The open network does not work. One of the key problems is that our incentive system rewards open networks, rewards fragmentation of care, rewards silo-based thinking. That is (the) imperative for a high-performance network.
Not only are we seeing results in high-performing networks, but we can predict that payers, whether it's Harvard Pilgrim Health Care or Aetna or the CMS or any other payers, will seek over time to reward high-performing networks that can demonstrate higher quality and lower cost. (They) will steer patients to high-performing networks with the presumption being that the more we can make it worth the beneficiary or the member's while to be part of a high-performing network, the more everyone wins: better outcomes, lower cost, higher performance than the industry overall.

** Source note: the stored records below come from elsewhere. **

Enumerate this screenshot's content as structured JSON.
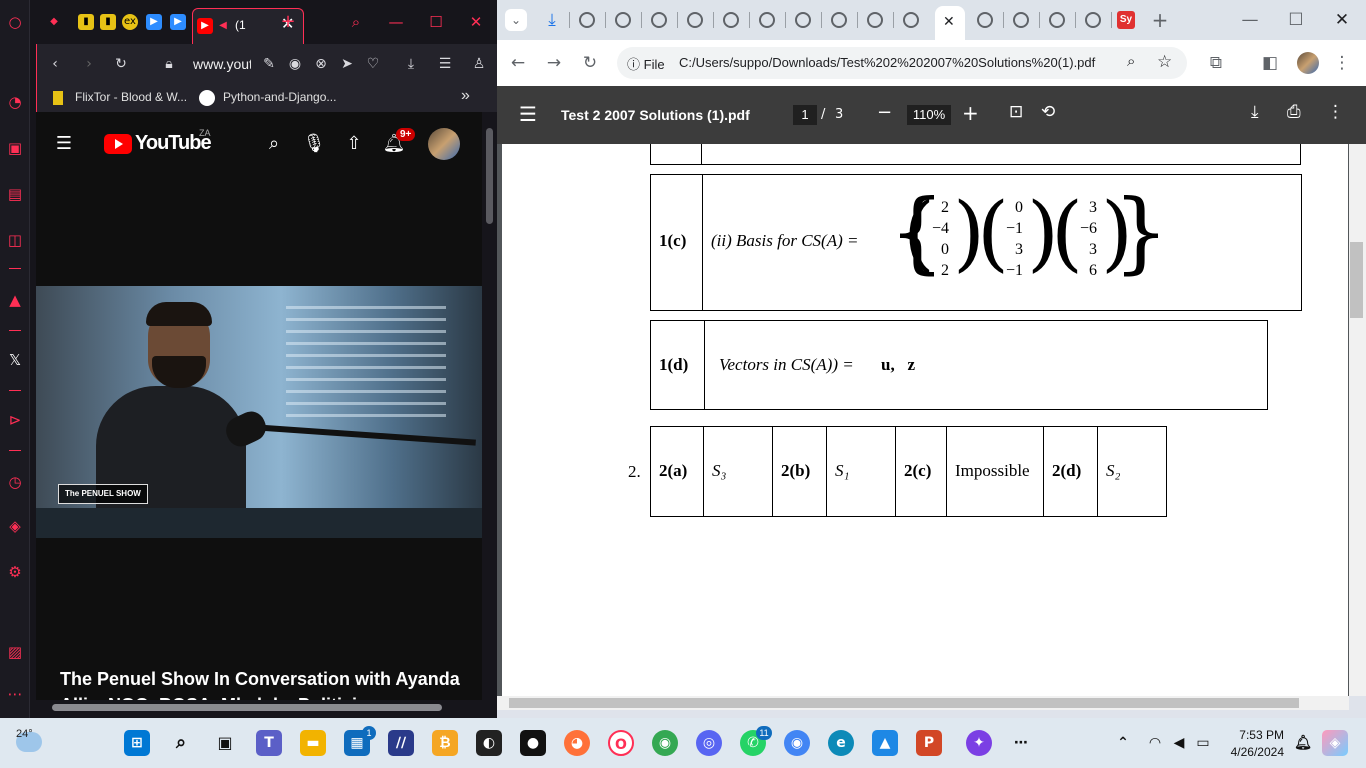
{
  "opera": {
    "tab_active_label": "(1",
    "url": "www.yout",
    "bookmarks": [
      {
        "label": "FlixTor - Blood & W..."
      },
      {
        "label": "Python-and-Django..."
      }
    ],
    "youtube": {
      "logo_text": "YouTube",
      "region": "ZA",
      "notification_count": "9+",
      "show_logo": "The PENUEL SHOW",
      "video_title": "The Penuel Show In Conversation with Ayanda Allie, NGO, BOSA, Mbalula, Politicians vs Bureaucrats"
    }
  },
  "chrome": {
    "omnibox_scheme": "File",
    "url": "C:/Users/suppo/Downloads/Test%202%202007%20Solutions%20(1).pdf",
    "pdf": {
      "file_name": "Test 2 2007 Solutions (1).pdf",
      "current_page": "1",
      "page_sep": "/",
      "total_pages": "3",
      "zoom": "110%",
      "q1c": {
        "label": "1(c)",
        "text": "(ii) Basis for CS(A) =",
        "v1": [
          "2",
          "−4",
          "0",
          "2"
        ],
        "v2": [
          "0",
          "−1",
          "3",
          "−1"
        ],
        "v3": [
          "3",
          "−6",
          "3",
          "6"
        ]
      },
      "q1d": {
        "label": "1(d)",
        "text": "Vectors in CS(A)) =",
        "vectors": "u,   z"
      },
      "q2": {
        "number": "2.",
        "a_label": "2(a)",
        "a_val": "S₃",
        "b_label": "2(b)",
        "b_val": "S₁",
        "c_label": "2(c)",
        "c_val": "Impossible",
        "d_label": "2(d)",
        "d_val": "S₂"
      }
    }
  },
  "taskbar": {
    "weather": "24°",
    "time": "7:53 PM",
    "date": "4/26/2024",
    "badge_store": "1",
    "badge_whatsapp": "11"
  }
}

My wife works for a hospital in a multi-hospital system with a self-funded health plan. For fifteen years, we paid a very moderate premium for in-network-only coverage. This year, we're paying extra for access to out-of-network coverage. After a deductible -- I think $1k or $2k each -- the plan purports to pay 70% of out-of-network costs. I know that's not true -- they pay 70% of the"allowable amount" for any given visit or procedure, which is likely to be 40-50% of what's actually billed. But. Our out-of-pocket costs are capped, I think at $10,000 each per year. To me, that's an acceptable cost if one of has a heart attack or gets cancer, and we determine that the best specialist or surgeon for our condition is out-of-network. In effect, it's catastrophic out-of-network coverage.
I think that's fair. Going out of network should exact a significant price, but not a ruinous one. Perhaps if U.S. healthcare weren't so overpriced -- and so radically differentially priced -- a version of this escape hatch could be available to everyone -- as it is, on perhaps overgenerous terms, to anyone with Medigap insurance. But it won't be available to most on the exchanges.